    23. Kholodilin Konstantin A. & Menz Jan-Oliver & Siliverstovs Boriss, 2010. "What Drives Housing Prices Down? Evidence from an International Panel," Journal of Economics and Statistics (Jahrbuecher fuer Nationaloekonomie und Statistik), De Gruyter, vol. 230(1), pages 59-76, February.
    24. Christian Dreger & Hans-Eggert Reimers, 2009. "The Role of Asset Markets for Private Consumption: Evidence from Paneleconometric Models," Discussion Papers of DIW Berlin 872, DIW Berlin, German Institute for Economic Research.
    25. Philip Lowe & Claudio Borio, 2002. "Asset prices, financial and monetary stability: exploring the nexus," BIS Working Papers 114, Bank for International Settlements.
    Full references (including those not matched with items on IDEAS)

    Citations

    Citations are extracted by the CitEc Project, subscribe to its RSS feed for this item.
    as


    Cited by:

    1. Caporale, Guglielmo Maria & Costantini, Mauro & Paradiso, Antonio, 2013. "Re-examining the decline in the US saving rate: The impact of mortgage equity withdrawal," Journal of International Financial Markets, Institutions and Money, Elsevier, vol. 26(C), pages 215-225.
    2. Helmut Herwartz & Konstantin A. Kholodilin, 2014. "In‐Sample and Out‐of‐Sample Prediction of stock Market Bubbles: Cross‐Sectional Evidence," Journal of Forecasting, John Wiley & Sons, Ltd., vol. 33(1), pages 15-31, January.
    3. Michael Berlemann & Julia Freese & Sven Knoth, 2012. "Eyes Wide Shut? The U.S. House Market Bubble through the Lense of Statistical Process Control," CESifo Working Paper Series 3962, CESifo Group Munich.
    4. Christophe André, 2016. "Household debt in OECD countries: stylised facts and policy issues," Chapters from NBP Conference Publications, Narodowy Bank Polski, Economic Research Department.

    More about this item

    Keywords

    House prices; early warning system; OECD countries;

    JEL classification:

    • C25 - Mathematical and Quantitative Methods - - Single Equation Models; Single Variables - - - Discrete Regression and Qualitative Choice Models; Discrete Regressors; Proportions; Probabilities
    • C33 - Mathematical and Quantitative Methods - - Multiple or Simultaneous Equation Models; Multiple Variables - - - Models with Panel Data; Spatio-temporal Models
    • E32 - Macroeconomics and Monetary Economics - - Prices, Business Fluctuations, and Cycles - - - Business Fluctuations; Cycles
    • E37 - Macroeconomics and Monetary Economics - - Prices, Business Fluctuations, and Cycles - - - Forecasting and Simulation: Models and Applications

    NEP fields

    This paper has been announced in the following NEP Reports:

    Statistics

    Access and download statistics

    Corrections

    All material on this site has been provided by the respective publishers and authors.
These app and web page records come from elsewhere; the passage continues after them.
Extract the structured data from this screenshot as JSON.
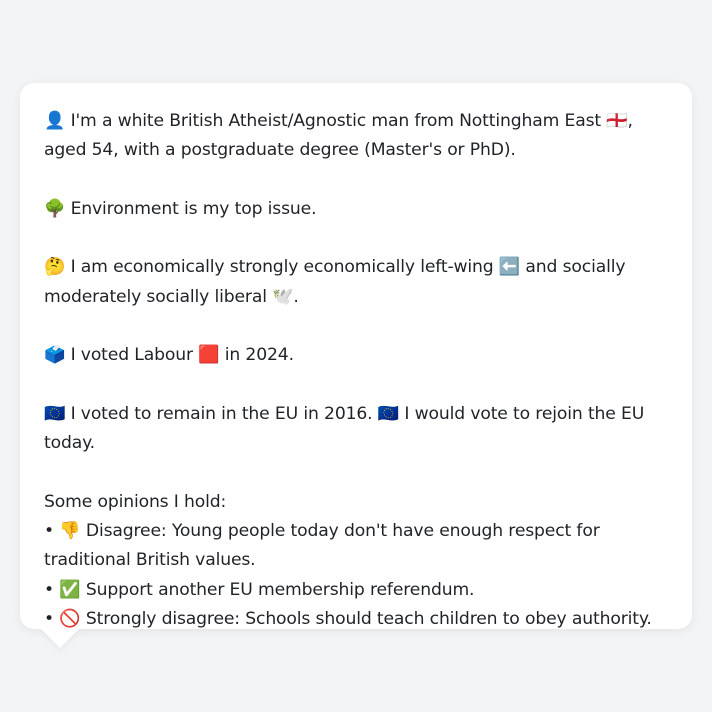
{
  "profile": {
    "intro": "👤 I'm a white British Atheist/Agnostic man from Nottingham East 🏴󠁧󠁢󠁥󠁮󠁧󠁿, aged 54, with a postgraduate degree (Master's or PhD).",
    "top_issue": "🌳 Environment is my top issue.",
    "ideology": "🤔 I am economically strongly economically left-wing ⬅️ and socially moderately socially liberal 🕊️.",
    "vote_2024": "🗳️ I voted Labour 🟥 in 2024.",
    "eu": "🇪🇺 I voted to remain in the EU in 2016. 🇪🇺 I would vote to rejoin the EU today.",
    "opinions_heading": "Some opinions I hold:",
    "opinions": [
      "• 👎 Disagree: Young people today don't have enough respect for traditional British values.",
      "• ✅ Support another EU membership referendum.",
      "• 🚫 Strongly disagree: Schools should teach children to obey authority."
    ]
  }
}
You can help correct errors and omissions. When requesting a correction, please mention this item's handle: RePEc:diw:diwwpp:dp1142. See general information about how to correct material in RePEc.

    For technical questions regarding this item, or to correct its authors, title, abstract, bibliographic or download information, contact: (Bibliothek). General contact details of provider: http://edirc.repec.org/data/diwbede.html .
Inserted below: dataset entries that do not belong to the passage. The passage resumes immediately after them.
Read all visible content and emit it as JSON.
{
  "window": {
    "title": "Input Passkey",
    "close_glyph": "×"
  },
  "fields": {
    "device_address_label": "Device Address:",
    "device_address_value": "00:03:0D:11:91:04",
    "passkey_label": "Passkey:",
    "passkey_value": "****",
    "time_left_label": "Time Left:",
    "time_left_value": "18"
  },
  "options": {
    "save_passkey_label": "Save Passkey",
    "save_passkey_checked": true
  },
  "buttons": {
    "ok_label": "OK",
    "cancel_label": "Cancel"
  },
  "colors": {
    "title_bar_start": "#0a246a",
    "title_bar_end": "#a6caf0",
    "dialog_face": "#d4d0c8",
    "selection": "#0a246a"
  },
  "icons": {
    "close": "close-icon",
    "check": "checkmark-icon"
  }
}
    If you have authored this item and are not yet registered with RePEc, we encourage you to do it here. This allows to link your profile to this item. It also allows you to accept potential citations to this item that we are uncertain about.

    If CitEc recognized a reference but did not link an item in RePEc to it, you can help with this form .
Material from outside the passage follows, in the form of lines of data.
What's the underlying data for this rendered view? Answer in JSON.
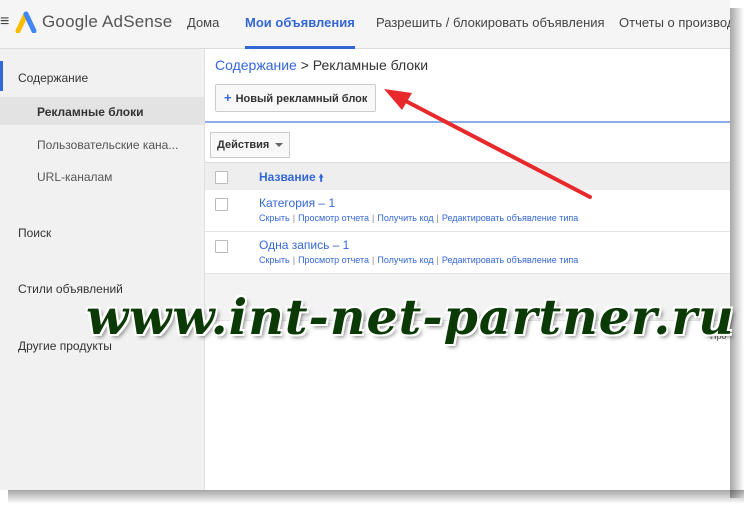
{
  "app": {
    "logo_text": "Google AdSense"
  },
  "nav": [
    {
      "label": "Дома"
    },
    {
      "label": "Мои объявления"
    },
    {
      "label": "Разрешить / блокировать объявления"
    },
    {
      "label": "Отчеты о производ"
    }
  ],
  "sidebar": {
    "section_title": "Содержание",
    "items": [
      {
        "label": "Рекламные блоки"
      },
      {
        "label": "Пользовательские кана..."
      },
      {
        "label": "URL-каналам"
      }
    ],
    "sections": [
      {
        "label": "Поиск"
      },
      {
        "label": "Стили объявлений"
      },
      {
        "label": "Другие продукты"
      }
    ]
  },
  "main": {
    "breadcrumb_link": "Содержание",
    "breadcrumb_sep": ">",
    "breadcrumb_current": "Рекламные блоки",
    "new_button_label": "Новый рекламный блок",
    "actions_label": "Действия",
    "table": {
      "header_name": "Название",
      "rows": [
        {
          "name": "Категория – 1",
          "links": [
            "Скрыть",
            "Просмотр отчета",
            "Получить код",
            "Редактировать объявление типа"
          ]
        },
        {
          "name": "Одна запись – 1",
          "links": [
            "Скрыть",
            "Просмотр отчета",
            "Получить код",
            "Редактировать объявление типа"
          ]
        }
      ]
    },
    "right_note": "Про"
  },
  "watermark": "www.int-net-partner.ru",
  "colors": {
    "accent": "#3367d6",
    "arrow": "#e8292b",
    "watermark": "#0b3a06"
  },
  "icons": {
    "menu": "hamburger-icon",
    "logo": "adsense-logo-icon",
    "plus": "plus-icon",
    "sort": "sort-up-icon"
  }
}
    If you know of missing items citing this one, you can help us creating those links by adding the relevant references in the same way as above, for each refering item. If you are a registered author of this item, you may also want to check the "citations" tab in your RePEc Author Service profile, as there may be some citations waiting for confirmation.

    Please note that corrections may take a couple of weeks to filter through the various RePEc services.

    IDEAS is a RePEc service hosted by the Research Division of the Federal Reserve Bank of St. Louis . RePEc uses bibliographic data supplied by the respective publishers.